And, recently, FBI director James Comey has made public statements against the review group’s recommendation to impose more checks on national security letters (NSLs) used to get financial/subscriber data. NSA deputy director John Inglis, who is retiring Friday, did a wide-ranging interview for NPR.

Inglis expressed this view:

…I’ve long since reconciled myself to the way that balance is achieved. I’m not sure that if you’re not in the government you would think about that. Right, you might just think about the dynamic of I’m trying to sell services to a world population, not simply the United States. And I’d like that world population to imagine that these are safe from kind of any intrusions whatsoever.

Transforming the world into a massive surveillance state is a benevolent act to Inglis and other intelligence agency leaders. They do not question what has happened in the past decade. And, while they claim to be receptive to the ensuing policy discussion now, they view the debate as part of explaining to Americans how things work and why the NSA should be trusted. It is not a facet of enabling reforms because there is nothing they think needs to be changed.

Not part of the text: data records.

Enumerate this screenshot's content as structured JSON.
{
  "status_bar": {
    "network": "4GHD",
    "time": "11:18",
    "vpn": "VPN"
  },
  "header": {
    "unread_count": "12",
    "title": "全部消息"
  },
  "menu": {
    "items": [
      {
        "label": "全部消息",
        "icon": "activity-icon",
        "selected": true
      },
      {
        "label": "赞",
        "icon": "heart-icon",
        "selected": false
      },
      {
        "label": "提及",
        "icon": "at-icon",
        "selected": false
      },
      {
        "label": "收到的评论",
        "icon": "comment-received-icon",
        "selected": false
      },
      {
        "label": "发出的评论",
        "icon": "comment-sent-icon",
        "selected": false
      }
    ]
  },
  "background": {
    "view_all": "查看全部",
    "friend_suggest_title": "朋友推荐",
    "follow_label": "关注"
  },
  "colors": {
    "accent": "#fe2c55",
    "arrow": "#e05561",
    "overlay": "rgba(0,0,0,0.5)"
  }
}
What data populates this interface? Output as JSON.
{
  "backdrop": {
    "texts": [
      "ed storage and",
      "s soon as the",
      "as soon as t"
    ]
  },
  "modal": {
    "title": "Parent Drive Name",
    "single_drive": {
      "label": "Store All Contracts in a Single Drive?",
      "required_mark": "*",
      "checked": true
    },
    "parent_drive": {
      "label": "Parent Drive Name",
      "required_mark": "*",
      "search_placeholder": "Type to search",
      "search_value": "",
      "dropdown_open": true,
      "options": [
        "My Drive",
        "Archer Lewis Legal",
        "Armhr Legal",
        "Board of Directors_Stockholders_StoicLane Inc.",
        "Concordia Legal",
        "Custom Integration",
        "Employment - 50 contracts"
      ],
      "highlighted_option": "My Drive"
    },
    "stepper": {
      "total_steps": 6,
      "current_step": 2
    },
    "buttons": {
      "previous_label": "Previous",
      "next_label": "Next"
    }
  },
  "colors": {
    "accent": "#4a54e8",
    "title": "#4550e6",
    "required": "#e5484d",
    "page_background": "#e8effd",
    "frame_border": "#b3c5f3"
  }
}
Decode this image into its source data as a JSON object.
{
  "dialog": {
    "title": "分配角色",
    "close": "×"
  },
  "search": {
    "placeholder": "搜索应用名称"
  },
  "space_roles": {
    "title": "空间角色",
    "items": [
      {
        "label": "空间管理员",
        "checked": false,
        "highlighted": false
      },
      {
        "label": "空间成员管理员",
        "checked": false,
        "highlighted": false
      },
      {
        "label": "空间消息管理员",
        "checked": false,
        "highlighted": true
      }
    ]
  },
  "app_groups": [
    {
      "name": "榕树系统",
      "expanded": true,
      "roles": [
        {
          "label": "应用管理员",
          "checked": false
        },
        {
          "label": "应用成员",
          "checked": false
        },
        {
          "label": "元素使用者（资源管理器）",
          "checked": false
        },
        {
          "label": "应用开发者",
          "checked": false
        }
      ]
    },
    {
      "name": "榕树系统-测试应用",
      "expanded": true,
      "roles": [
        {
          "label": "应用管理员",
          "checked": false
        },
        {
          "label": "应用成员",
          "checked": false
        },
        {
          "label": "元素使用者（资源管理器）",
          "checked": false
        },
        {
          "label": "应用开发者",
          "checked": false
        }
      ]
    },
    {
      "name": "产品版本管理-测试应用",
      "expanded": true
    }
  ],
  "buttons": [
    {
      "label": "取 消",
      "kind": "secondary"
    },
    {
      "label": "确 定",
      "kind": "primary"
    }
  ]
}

The Wall Street Journal’s Siobhan Gorman reports Obama may endorse extending protections under the Privacy Act of 1974 to non-US citizens, creating privacy advocate who would argue before the secret surveillance court and some kind of adjustment to bulk data collection. But that does not require an end to any policy or program.

Overall, there are very few hints that Obama is going to put the NSA through an “overhaul.” Claims that this is happening from any officials in national security agencies will likely be exaggerations, perhaps, to ensure the reforms do not go any further in constraining the agency’s power.

This is the chief concern of four NSA whistleblowers who have made their own unsolicited but well-founded recommendations, which they tried to communicate to the president.

That does not mean a climate where certain NSA surveillance policies or programs are ended is impossible. Tech companies, privacy groups and increasing number of Americans following this debate want Obama to take meaningful action. However, evidence suggests he still finds the predominant positions of officials in national security agencies to be much more credible and valid.